◆ **PROBLEM TO WORK ON**
Please return the records below exactly as they stand, with the pictures removed.
── SOURCE MATERIAL
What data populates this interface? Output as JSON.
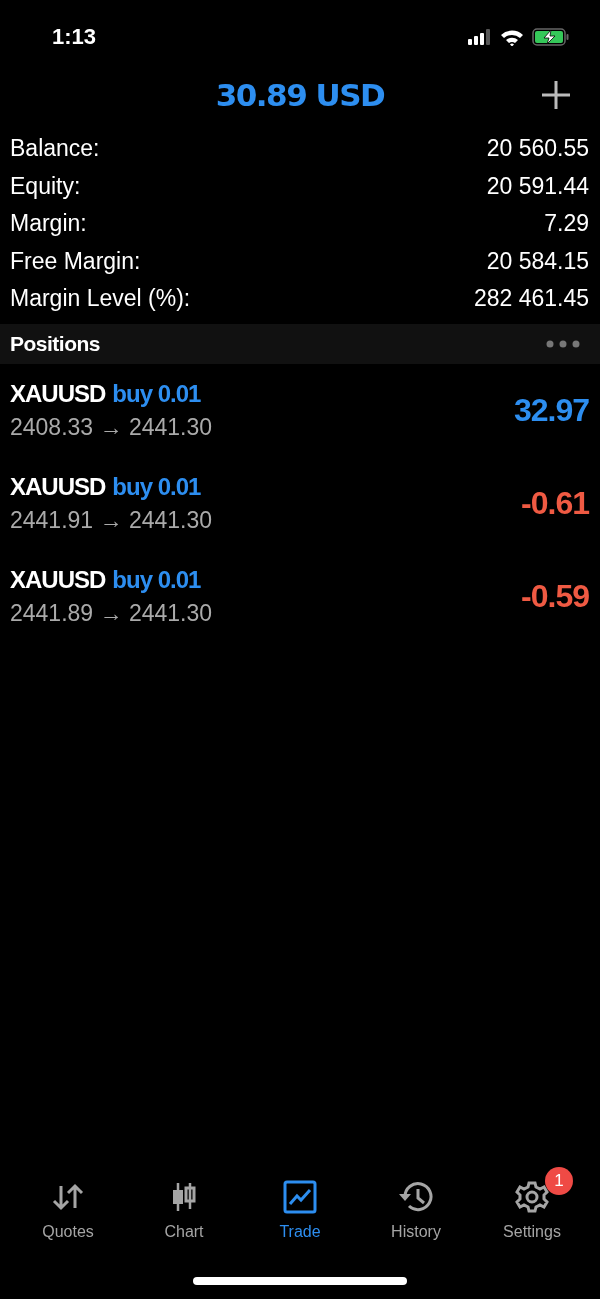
{
  "status_bar": {
    "time": "1:13"
  },
  "header": {
    "title": "30.89 USD"
  },
  "summary": [
    {
      "label": "Balance:",
      "value": "20 560.55"
    },
    {
      "label": "Equity:",
      "value": "20 591.44"
    },
    {
      "label": "Margin:",
      "value": "7.29"
    },
    {
      "label": "Free Margin:",
      "value": "20 584.15"
    },
    {
      "label": "Margin Level (%):",
      "value": "282 461.45"
    }
  ],
  "positions_header": {
    "title": "Positions"
  },
  "positions": [
    {
      "symbol": "XAUUSD",
      "side": "buy 0.01",
      "prices": "2408.33 → 2441.30",
      "profit": "32.97",
      "kind": "gain"
    },
    {
      "symbol": "XAUUSD",
      "side": "buy 0.01",
      "prices": "2441.91 → 2441.30",
      "profit": "-0.61",
      "kind": "loss"
    },
    {
      "symbol": "XAUUSD",
      "side": "buy 0.01",
      "prices": "2441.89 → 2441.30",
      "profit": "-0.59",
      "kind": "loss"
    }
  ],
  "tabs": [
    {
      "label": "Quotes",
      "kind": "quotes",
      "selected": false
    },
    {
      "label": "Chart",
      "kind": "chart",
      "selected": false
    },
    {
      "label": "Trade",
      "kind": "trade",
      "selected": true
    },
    {
      "label": "History",
      "kind": "history",
      "selected": false
    },
    {
      "label": "Settings",
      "kind": "settings",
      "selected": false,
      "badge": "1"
    }
  ]
}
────
◆ **RESPONSE TO THIS TASK**
What data populates this interface? Output as JSON.
{
  "status_bar": {
    "time": "1:13"
  },
  "header": {
    "title": "30.89 USD"
  },
  "summary": [
    {
      "label": "Balance:",
      "value": "20 560.55"
    },
    {
      "label": "Equity:",
      "value": "20 591.44"
    },
    {
      "label": "Margin:",
      "value": "7.29"
    },
    {
      "label": "Free Margin:",
      "value": "20 584.15"
    },
    {
      "label": "Margin Level (%):",
      "value": "282 461.45"
    }
  ],
  "positions_header": {
    "title": "Positions"
  },
  "positions": [
    {
      "symbol": "XAUUSD",
      "side": "buy 0.01",
      "prices": "2408.33 → 2441.30",
      "profit": "32.97",
      "kind": "gain"
    },
    {
      "symbol": "XAUUSD",
      "side": "buy 0.01",
      "prices": "2441.91 → 2441.30",
      "profit": "-0.61",
      "kind": "loss"
    },
    {
      "symbol": "XAUUSD",
      "side": "buy 0.01",
      "prices": "2441.89 → 2441.30",
      "profit": "-0.59",
      "kind": "loss"
    }
  ],
  "tabs": [
    {
      "label": "Quotes",
      "kind": "quotes",
      "selected": false
    },
    {
      "label": "Chart",
      "kind": "chart",
      "selected": false
    },
    {
      "label": "Trade",
      "kind": "trade",
      "selected": true
    },
    {
      "label": "History",
      "kind": "history",
      "selected": false
    },
    {
      "label": "Settings",
      "kind": "settings",
      "selected": false,
      "badge": "1"
    }
  ]
}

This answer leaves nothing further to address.